31:40 I know that we assisted all four of my children.
31:48 Well, our children, I think Donna and I have assisted our children financially emotionally.
31:58 Spiritually, yeah, I know just talking to to Jason and my mom at least they'd attribute. A lot of that to you guys. Is that Spirit of hard work and things like that? I think so. No dust that Grill on.
32:19 Grandmas in my feet. I think that's what I guess. What Jason says is, like what he admires most about you is that you, you worked your hardest, and
32:32 Grandma, and I both worked our asses off really.
32:39 You know, well, then you are a great example of that. I think.
32:46 And you three children are you know where we're so lucky?
32:53 Knobs to be in real. Good contact with the three of you. We don't have this closeness to all. I think I think the only other one that really
33:05 Loves both grandma and myself and shows. It is Jamie.
33:12 Yeah, Jamie's prequel.
33:17 Okay, okay.
33:19 They were that we were the first ones that they told at the page, was going to have a little baby. Okay, and they're going to name him James Farrell V,. Did you know that? I didn't know which end was. What are you now? What are you junior? Junior? Okay. Alright. Well, let's see if we have any more questions here.
33:45 What's one of your of your most difficult memories?
33:55 The day, my father died. I imagine you and the day my mother died. Yeah. Okay. Can you tell me about one of the people has been kind of Stew. You and your life?
34:13 Well, other than Donna.
34:16 My wife, it would be my cousin.
34:19 Millie Mildred Lewis Frey,. Okay, and she married gentleman by the name of Al if it's okay. Well today would be his 91st birthday, lol. And she's, she's at least two or three years older than ours and I have been, I don't know cuz she took me to my first movie in the movie was Song of the South.

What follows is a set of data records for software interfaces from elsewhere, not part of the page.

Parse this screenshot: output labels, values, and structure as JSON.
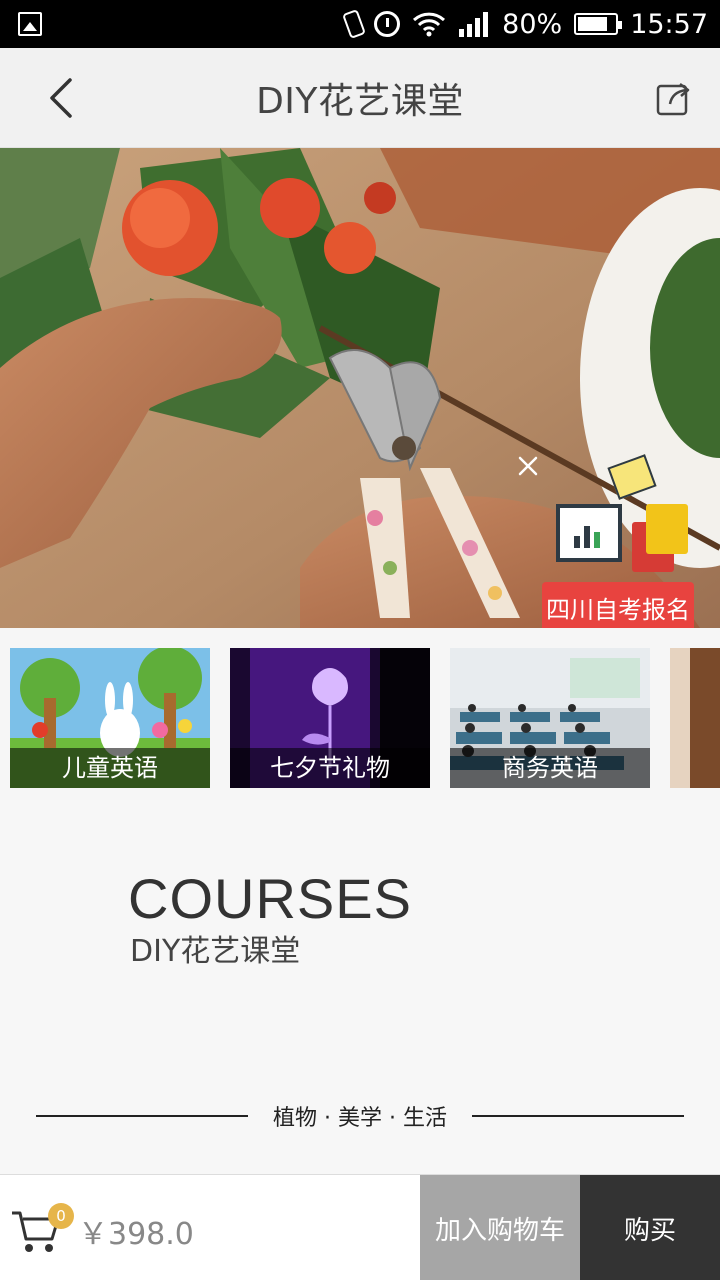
{
  "status_bar": {
    "battery": "80%",
    "battery_level": 0.8,
    "time": "15:57",
    "icons": [
      "gallery-icon",
      "vibrate-icon",
      "alarm-icon",
      "wifi-icon",
      "signal-icon",
      "battery-icon"
    ]
  },
  "header": {
    "title": "DIY花艺课堂",
    "back_icon": "chevron-left-icon",
    "share_icon": "share-icon"
  },
  "hero": {
    "image": "hands-pruning-flowers-photo",
    "ad": {
      "label": "四川自考报名",
      "close_icon": "close-icon"
    }
  },
  "categories": [
    {
      "label": "儿童英语"
    },
    {
      "label": "七夕节礼物"
    },
    {
      "label": "商务英语"
    }
  ],
  "courses": {
    "title": "COURSES",
    "subtitle": "DIY花艺课堂",
    "tagline": "植物 · 美学 · 生活"
  },
  "bottom_bar": {
    "cart_count": "0",
    "price": "￥398.0",
    "add_to_cart": "加入购物车",
    "buy": "购买"
  },
  "colors": {
    "ad_red": "#e8433f",
    "cart_badge": "#e6b54a",
    "add_cart_bg": "#a6a6a6",
    "buy_bg": "#333333"
  }
}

It was a Walt Disney movie looking and
35:04 And it was it was showing at the Ritz Theater in Tulsa and you could look up at the ceiling in the Ritz Theater and you could see stars. I really not real clusters of them. But just some, some stars and is a beautiful movie theater. Okay, and so I've got a lot of memories of her. Okay, and and you you were telling me while we were on the break. She was one of the first people to hold you, as a baby. I was 14 days old. Okay, and she came out to the house.
35:43 And Rhoda she was only fourteen years old and she rode her bicycle out to the house cuz she wanted to see her little baby cousin. Yeah, and they were in the, they were in the house and
36:03 Mom brought her in my mother brought me in and handed. It handed me to her mom, and she was a very first one out of the family and the next one, was my father's mother my Aunt Margaret and know my grandmother Margaret and
36:28 So we've been close throughout the years and thank God she's still alive. Yeah, she has five children, but I don't know how many grandchildren but she's got. She's got a great, great grandchild. Yeah. All right at what? What do you see in your future?
36:59 Dying between now and then wondering what are you promised you?
37:08 That I would live to see you return. Okay, and and I hope to still be here when you go to the temple, to be to be married. Well, I hope so too. Yeah, I there is there any message you'd like to give to like posterity or anything like that? And you advise her hard work hard. BB be faithful to those who you love.
37:42 Get the education that you want to do for yourself and succeed in, being educated with gun and shoot for the moon night, but never never give up. You are going to have obstacles in your life. Married life education, life working life. Stay with it. Alright, stay with it.
38:16 I'm I'm extremely proud of your mother being the wife and mother. She is. So you have a nice Heritage to follow both of your mother, your mother and dad.
38:35 Be sweet to your grandmother. Like you always have been. Alright. Okay, cool. Cool. I'm super on that note. I think Wanda. Okay. Well, thank you for dropping a little bowl. That was nice.